[Page and application data records]
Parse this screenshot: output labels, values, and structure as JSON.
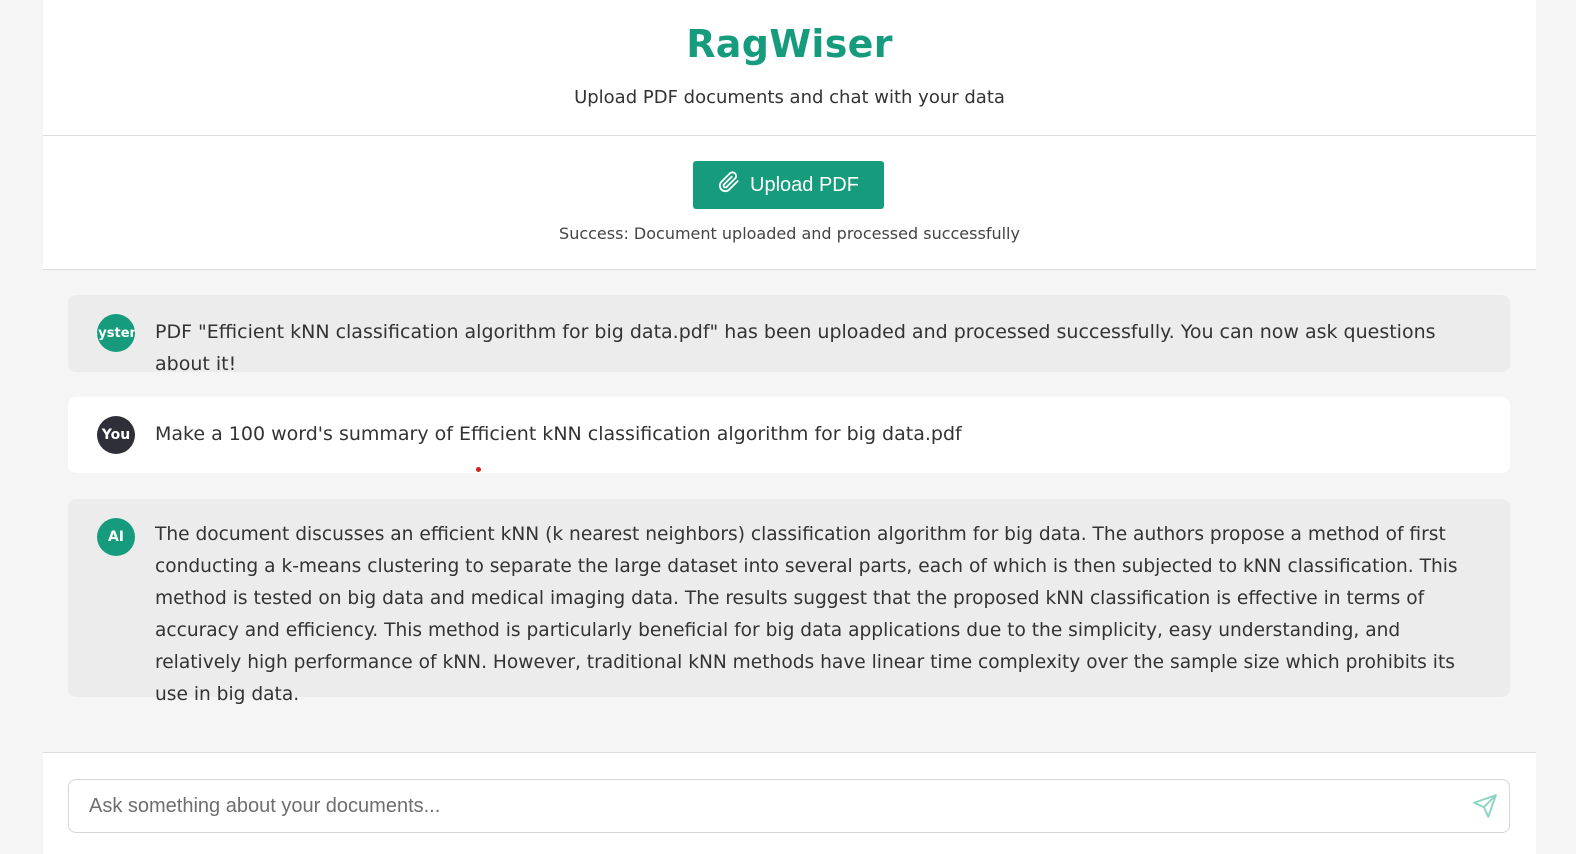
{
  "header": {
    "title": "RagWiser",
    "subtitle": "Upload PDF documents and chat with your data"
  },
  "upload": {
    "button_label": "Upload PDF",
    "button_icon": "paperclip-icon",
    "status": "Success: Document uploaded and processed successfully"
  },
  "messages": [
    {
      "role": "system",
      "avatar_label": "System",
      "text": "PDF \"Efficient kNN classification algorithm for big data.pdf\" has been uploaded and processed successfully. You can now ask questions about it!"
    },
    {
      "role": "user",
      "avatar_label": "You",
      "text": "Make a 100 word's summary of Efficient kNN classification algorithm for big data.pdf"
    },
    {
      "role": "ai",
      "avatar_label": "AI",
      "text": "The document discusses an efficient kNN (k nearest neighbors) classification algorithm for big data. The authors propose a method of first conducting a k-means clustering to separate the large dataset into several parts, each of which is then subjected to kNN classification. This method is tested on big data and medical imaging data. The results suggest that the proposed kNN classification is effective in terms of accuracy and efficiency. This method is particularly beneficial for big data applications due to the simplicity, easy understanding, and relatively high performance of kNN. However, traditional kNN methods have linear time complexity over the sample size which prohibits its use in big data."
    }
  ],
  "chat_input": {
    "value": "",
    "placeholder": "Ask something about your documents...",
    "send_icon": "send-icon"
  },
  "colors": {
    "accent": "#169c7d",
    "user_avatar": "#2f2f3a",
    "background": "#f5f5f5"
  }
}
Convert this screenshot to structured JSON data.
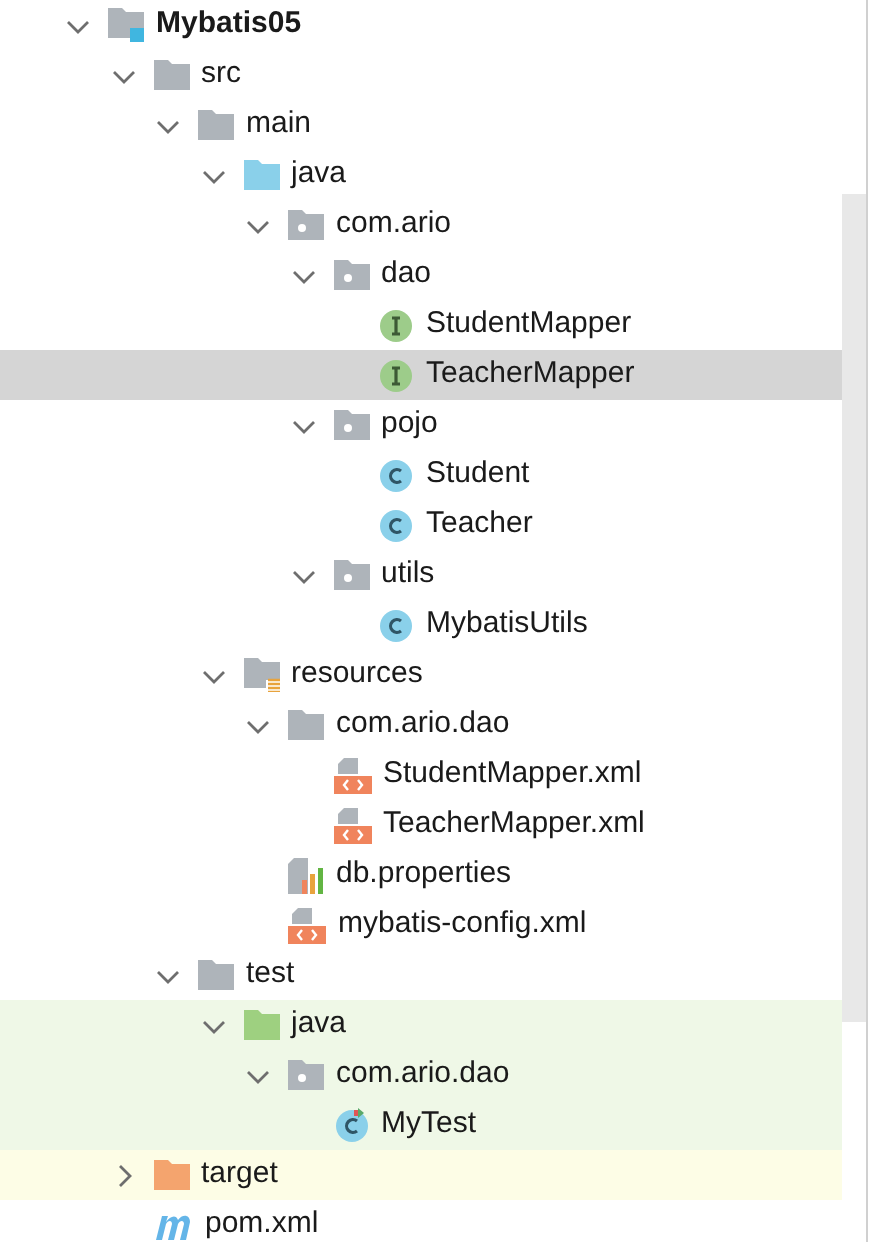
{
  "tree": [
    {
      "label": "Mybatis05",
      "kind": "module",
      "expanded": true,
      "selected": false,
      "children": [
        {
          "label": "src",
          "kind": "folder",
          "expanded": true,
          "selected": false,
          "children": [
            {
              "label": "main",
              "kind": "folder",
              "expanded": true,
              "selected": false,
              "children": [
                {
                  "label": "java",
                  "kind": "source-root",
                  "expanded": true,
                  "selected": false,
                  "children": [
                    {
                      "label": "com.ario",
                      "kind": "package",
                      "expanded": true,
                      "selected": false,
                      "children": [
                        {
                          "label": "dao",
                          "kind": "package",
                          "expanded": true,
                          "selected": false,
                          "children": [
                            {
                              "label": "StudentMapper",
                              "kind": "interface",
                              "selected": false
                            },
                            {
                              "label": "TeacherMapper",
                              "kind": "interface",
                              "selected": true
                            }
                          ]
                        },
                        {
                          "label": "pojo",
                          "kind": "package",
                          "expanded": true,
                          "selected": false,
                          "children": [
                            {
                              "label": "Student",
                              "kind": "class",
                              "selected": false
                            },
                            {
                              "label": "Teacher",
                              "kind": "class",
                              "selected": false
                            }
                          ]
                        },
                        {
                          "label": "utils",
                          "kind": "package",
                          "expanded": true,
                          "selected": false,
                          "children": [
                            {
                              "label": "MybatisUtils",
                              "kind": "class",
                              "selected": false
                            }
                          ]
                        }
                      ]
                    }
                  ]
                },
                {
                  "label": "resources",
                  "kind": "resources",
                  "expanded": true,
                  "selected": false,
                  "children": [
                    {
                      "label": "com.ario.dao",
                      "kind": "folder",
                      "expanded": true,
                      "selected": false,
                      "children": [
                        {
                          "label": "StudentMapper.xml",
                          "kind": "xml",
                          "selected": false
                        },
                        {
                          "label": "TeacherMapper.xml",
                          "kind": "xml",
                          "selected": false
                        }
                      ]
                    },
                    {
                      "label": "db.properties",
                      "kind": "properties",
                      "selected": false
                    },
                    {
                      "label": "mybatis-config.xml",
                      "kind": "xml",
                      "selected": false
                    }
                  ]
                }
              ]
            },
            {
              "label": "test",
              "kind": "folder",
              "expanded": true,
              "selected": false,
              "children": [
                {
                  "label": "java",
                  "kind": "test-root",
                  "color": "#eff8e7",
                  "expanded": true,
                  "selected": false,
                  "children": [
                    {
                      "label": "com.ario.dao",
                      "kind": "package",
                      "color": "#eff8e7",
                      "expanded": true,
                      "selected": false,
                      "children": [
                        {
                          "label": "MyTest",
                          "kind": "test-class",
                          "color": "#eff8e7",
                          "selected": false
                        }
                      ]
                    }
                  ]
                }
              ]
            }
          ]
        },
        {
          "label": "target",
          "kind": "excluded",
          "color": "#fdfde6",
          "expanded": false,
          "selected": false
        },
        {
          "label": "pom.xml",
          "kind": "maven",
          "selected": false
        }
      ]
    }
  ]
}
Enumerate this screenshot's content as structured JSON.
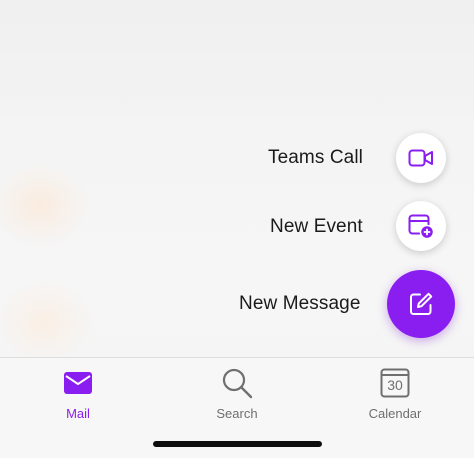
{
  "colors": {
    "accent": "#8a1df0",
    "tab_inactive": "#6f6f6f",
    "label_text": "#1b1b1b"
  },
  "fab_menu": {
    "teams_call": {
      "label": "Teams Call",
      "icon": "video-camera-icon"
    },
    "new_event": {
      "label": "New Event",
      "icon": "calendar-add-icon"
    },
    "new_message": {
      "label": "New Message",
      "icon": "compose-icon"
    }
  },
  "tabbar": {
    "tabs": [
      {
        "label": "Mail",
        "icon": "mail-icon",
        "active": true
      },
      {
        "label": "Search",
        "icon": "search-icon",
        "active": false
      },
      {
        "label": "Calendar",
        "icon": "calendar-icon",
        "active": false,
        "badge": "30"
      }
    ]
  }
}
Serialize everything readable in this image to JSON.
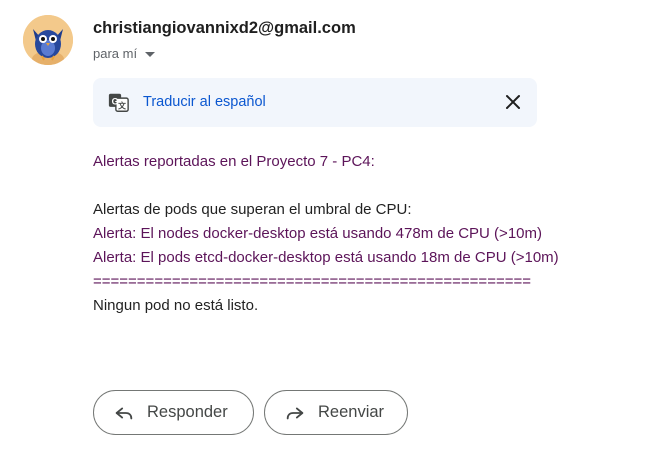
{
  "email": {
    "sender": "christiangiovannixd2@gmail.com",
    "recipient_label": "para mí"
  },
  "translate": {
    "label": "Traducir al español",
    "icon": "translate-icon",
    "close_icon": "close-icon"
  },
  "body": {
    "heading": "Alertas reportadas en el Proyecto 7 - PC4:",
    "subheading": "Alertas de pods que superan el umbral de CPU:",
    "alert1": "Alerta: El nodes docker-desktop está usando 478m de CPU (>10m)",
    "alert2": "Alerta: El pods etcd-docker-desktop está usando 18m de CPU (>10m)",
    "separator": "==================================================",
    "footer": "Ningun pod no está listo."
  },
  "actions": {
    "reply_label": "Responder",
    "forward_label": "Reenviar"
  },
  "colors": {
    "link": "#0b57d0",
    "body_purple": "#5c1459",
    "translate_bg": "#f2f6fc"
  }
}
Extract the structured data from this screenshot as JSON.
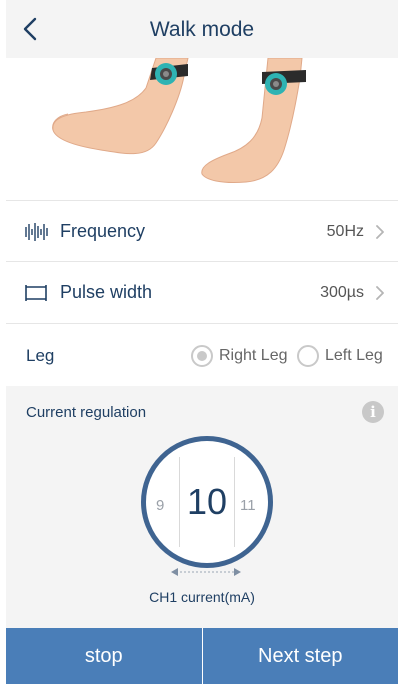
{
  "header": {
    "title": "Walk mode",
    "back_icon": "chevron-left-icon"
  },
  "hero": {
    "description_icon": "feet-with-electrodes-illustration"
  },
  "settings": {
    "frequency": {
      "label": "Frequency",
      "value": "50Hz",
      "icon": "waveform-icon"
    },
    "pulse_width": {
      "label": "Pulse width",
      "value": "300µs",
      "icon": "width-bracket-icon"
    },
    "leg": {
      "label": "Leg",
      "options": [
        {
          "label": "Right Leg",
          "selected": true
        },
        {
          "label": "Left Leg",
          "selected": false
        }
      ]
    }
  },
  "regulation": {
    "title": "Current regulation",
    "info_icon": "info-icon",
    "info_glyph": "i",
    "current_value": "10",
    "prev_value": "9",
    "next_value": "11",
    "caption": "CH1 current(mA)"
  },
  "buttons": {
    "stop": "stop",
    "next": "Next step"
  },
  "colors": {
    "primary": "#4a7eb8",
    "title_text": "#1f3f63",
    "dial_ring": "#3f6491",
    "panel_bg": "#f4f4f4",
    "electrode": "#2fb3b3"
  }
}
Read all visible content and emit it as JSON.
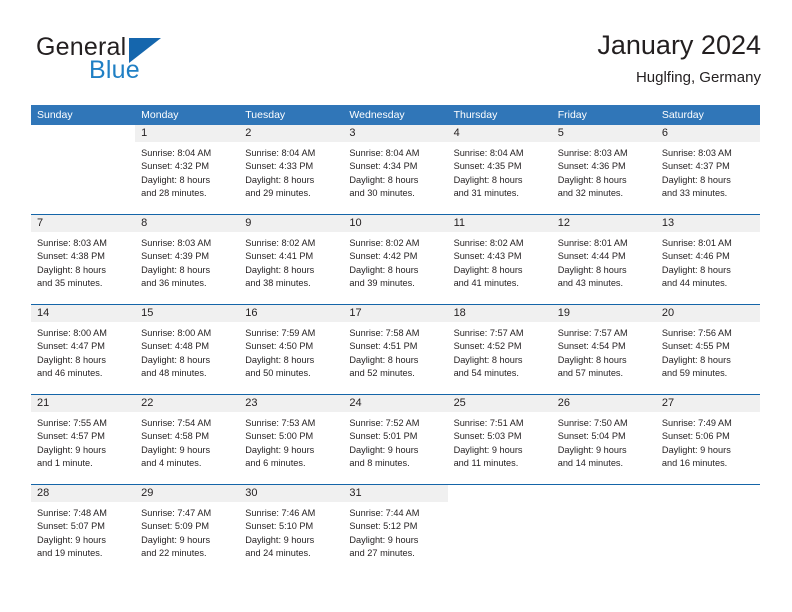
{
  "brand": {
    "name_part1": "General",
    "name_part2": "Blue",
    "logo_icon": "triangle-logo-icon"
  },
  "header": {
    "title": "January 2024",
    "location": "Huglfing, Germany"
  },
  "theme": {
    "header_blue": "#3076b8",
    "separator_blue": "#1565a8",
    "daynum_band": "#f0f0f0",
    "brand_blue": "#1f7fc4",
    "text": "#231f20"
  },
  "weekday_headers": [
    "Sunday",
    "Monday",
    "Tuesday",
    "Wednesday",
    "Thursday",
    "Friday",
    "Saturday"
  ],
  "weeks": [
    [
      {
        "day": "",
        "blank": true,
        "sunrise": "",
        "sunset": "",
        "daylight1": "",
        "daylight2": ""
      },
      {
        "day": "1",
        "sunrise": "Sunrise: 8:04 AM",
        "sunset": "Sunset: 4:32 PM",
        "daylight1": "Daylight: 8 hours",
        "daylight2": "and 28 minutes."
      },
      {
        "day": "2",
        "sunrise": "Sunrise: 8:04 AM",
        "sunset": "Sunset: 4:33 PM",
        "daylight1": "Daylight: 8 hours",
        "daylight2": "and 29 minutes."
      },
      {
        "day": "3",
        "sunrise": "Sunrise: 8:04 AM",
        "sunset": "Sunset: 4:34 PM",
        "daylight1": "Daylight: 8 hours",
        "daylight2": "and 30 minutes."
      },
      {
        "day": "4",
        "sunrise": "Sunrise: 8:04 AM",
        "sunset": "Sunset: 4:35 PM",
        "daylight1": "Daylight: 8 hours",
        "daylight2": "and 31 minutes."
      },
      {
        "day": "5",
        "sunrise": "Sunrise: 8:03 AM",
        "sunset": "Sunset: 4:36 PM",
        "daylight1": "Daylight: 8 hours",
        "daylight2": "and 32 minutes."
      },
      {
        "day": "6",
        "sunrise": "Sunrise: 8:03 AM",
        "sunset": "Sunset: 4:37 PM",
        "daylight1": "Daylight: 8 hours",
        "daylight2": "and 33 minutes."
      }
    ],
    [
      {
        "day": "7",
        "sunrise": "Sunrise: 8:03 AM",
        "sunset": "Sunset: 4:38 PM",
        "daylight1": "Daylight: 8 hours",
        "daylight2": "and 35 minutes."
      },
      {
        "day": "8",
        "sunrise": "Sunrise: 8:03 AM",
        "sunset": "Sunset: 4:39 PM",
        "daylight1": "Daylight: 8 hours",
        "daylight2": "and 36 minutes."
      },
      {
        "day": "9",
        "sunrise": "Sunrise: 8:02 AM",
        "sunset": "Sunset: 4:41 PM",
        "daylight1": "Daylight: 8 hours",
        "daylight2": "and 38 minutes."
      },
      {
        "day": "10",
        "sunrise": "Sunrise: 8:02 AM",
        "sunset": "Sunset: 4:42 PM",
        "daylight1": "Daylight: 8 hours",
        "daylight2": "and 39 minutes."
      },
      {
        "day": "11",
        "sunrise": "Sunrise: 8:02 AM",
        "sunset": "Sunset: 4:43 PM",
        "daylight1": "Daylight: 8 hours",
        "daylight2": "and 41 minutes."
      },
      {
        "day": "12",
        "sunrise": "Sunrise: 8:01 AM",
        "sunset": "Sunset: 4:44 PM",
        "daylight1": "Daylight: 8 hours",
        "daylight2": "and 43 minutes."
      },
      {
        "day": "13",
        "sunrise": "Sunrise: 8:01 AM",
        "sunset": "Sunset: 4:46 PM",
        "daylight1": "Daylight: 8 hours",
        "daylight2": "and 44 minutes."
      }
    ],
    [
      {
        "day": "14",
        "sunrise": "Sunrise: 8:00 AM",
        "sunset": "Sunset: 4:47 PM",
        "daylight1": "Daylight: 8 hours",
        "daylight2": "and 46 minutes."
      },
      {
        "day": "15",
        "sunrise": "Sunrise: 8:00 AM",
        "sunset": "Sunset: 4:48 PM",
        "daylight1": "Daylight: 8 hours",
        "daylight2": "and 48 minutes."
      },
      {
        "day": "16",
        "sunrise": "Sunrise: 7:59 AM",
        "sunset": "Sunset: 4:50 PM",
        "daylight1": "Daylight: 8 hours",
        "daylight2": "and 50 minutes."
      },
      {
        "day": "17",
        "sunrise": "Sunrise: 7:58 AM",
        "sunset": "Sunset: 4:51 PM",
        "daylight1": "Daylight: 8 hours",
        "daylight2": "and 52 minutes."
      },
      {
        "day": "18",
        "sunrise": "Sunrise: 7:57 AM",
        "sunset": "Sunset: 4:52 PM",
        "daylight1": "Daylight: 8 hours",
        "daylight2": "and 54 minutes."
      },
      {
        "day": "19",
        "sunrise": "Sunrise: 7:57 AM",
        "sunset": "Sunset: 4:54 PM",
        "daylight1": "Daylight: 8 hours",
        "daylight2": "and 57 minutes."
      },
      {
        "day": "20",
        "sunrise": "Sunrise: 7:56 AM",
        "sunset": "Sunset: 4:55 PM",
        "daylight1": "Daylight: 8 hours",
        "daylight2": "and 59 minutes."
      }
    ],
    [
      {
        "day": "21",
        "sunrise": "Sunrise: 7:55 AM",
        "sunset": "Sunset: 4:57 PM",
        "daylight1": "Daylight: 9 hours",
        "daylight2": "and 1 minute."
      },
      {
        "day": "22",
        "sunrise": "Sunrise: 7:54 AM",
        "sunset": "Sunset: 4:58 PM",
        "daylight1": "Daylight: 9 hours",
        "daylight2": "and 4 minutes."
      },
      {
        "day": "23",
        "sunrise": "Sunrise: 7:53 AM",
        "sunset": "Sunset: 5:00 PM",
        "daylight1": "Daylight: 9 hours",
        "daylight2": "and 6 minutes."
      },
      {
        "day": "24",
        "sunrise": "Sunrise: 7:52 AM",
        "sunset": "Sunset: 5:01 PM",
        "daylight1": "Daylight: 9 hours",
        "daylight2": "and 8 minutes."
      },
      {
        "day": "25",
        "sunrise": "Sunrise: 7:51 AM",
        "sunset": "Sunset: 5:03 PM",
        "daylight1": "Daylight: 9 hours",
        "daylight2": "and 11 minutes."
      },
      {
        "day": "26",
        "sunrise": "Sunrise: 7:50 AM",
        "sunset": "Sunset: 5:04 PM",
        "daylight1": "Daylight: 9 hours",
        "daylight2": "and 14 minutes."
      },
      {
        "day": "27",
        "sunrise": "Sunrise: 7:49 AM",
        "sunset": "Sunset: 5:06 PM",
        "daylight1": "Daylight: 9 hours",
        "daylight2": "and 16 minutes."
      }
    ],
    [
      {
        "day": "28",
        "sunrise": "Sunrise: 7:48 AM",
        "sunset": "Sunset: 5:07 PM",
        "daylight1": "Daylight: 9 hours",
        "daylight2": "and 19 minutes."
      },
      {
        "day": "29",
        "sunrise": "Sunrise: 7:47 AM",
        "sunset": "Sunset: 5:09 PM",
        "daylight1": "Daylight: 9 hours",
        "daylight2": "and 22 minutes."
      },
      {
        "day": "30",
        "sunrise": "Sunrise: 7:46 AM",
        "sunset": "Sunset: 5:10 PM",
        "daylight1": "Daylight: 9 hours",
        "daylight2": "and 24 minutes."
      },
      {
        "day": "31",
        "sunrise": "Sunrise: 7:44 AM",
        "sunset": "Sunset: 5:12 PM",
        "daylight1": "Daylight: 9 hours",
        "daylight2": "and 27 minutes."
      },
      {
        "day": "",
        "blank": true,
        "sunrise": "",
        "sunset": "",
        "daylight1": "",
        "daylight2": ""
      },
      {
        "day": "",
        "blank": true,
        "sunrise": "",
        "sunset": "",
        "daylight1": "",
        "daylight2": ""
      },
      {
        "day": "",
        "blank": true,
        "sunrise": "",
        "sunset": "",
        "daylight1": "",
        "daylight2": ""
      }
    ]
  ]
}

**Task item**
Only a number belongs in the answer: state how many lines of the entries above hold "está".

**Output below**
3